Who is Raees?
He is a businessman. He deals in hooch. He’s street smart. He’s ambitious. These are the facts, and they cannot be disputed. Baniye ka dimaag, aur miyabhai ki daring, repeats SRK innumerable times. So we get that.
But who is Raees, really?
It is not clear. We do not know what he stands for, and what he believes in. We do not know what defines Raees. When you think of Don Corleone, you know he stands for family; it is his ideal above all else. Velunayakan stood for justice, for the people less privileged, because that is where he came from. Raees lacks that spine in his character. This really hits you when you see him disrupting a politician’s rally. You think of his motivation, and you cannot find an admirable reason as to why he is doing all of this. It is the hero beating up a villain figure in the sequence, but there is nothing heroic about his deed. It is an act of ego and anger, not of benevolence or justice.

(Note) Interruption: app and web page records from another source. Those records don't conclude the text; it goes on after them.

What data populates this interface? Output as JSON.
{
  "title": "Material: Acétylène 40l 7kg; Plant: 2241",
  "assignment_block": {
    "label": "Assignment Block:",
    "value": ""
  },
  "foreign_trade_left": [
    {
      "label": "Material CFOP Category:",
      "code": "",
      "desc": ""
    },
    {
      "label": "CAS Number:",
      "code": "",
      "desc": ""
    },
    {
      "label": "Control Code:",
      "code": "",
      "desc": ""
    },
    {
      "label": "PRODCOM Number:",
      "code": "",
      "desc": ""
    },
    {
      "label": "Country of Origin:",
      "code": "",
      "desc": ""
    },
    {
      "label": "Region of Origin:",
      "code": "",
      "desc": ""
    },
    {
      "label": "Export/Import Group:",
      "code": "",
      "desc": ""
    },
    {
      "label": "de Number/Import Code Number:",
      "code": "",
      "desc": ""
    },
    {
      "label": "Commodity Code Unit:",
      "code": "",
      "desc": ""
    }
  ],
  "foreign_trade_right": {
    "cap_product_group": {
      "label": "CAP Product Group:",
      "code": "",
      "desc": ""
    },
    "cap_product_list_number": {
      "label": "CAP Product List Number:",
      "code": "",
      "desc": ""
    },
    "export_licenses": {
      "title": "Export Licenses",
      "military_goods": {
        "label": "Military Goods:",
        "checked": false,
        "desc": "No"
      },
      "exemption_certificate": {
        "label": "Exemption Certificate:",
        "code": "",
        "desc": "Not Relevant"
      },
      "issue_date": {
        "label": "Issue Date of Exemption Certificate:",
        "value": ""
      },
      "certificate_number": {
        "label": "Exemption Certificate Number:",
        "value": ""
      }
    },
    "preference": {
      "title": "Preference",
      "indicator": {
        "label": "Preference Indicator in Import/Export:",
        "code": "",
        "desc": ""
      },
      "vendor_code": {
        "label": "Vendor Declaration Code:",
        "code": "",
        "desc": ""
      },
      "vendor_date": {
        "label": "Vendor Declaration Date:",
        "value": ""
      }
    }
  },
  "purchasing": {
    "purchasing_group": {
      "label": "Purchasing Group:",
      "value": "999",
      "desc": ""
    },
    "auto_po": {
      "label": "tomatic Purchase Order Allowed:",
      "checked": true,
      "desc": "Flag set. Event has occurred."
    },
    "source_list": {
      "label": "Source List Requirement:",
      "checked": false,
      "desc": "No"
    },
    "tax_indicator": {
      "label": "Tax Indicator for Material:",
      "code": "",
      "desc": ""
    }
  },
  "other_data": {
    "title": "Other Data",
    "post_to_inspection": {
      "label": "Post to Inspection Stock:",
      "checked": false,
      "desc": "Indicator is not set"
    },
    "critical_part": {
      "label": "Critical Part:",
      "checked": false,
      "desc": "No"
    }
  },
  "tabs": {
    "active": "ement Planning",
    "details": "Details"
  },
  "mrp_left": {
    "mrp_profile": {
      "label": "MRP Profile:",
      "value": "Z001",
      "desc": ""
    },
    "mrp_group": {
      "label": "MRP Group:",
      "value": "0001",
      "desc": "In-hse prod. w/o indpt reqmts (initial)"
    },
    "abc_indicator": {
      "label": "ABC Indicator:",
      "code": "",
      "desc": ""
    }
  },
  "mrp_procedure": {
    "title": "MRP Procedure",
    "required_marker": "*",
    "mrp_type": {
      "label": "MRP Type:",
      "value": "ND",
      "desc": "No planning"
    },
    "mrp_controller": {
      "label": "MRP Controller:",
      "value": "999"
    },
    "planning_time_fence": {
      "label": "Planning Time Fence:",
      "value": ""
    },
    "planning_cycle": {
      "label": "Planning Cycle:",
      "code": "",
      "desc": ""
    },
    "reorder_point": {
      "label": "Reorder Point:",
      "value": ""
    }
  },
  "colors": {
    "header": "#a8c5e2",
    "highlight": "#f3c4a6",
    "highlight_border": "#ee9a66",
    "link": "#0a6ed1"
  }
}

Whenever he is outwitting his cop nemesis, he is shown to be an intelligent, shrewd operator who manages to slip past the law to achieve his end. But what is this end? Selling alcohol? Making money? Outwitting the law? On their own, none of these can create a character that one admires or engages with in film. There is no larger cause.
SRK is in fine form, but Raees is such a wonderful character, that you want more out of him. He is trumped by Nawazuddin’s cop; a dimunitive man, but he brings such swag to his role that nimbly by-passes even SRK’s bravado act.
I remember the first time I watched SRK die. He was splattered with blood, in the arms of his mother, having succeeded in finally revenging his father by killing the man who killed him. As SRK died in Rakhee’s arms, a hero was born. Baazigar was the beginning of the reign of the Baadshaah. When he fell in Raees, downed by bullets in a staged encounter by the police, calm and philosophical, he was the antithesis. I hated watching him die then, I hated watching him die now. I want him to rise, because there is so much more he has to do. An actor like SRK comes once in a lifetime, so it is only fair to expect the world of him. With Dear Zindagi and now Raees, we can hope for him to do the kind of cinema that befits his intellect (indeed his upcoming line-up is lip smacking), and we can hopefully forget the memories of what he has done in the last few years.
Raees is a half-baked hero in a half-baked film. The canvas is spectacular; a hero living on the fringe of the law, standing up against a system that needs fixing. It is almost as if the film shies away from confronting with the audience. In the way it is edited and how the screenplay is setup, the film never gains intensity. We end up watching a pillow fight, when we’re really in the mood for a hard as balls fist fight.
Hindi, Action, Drama, Color, Period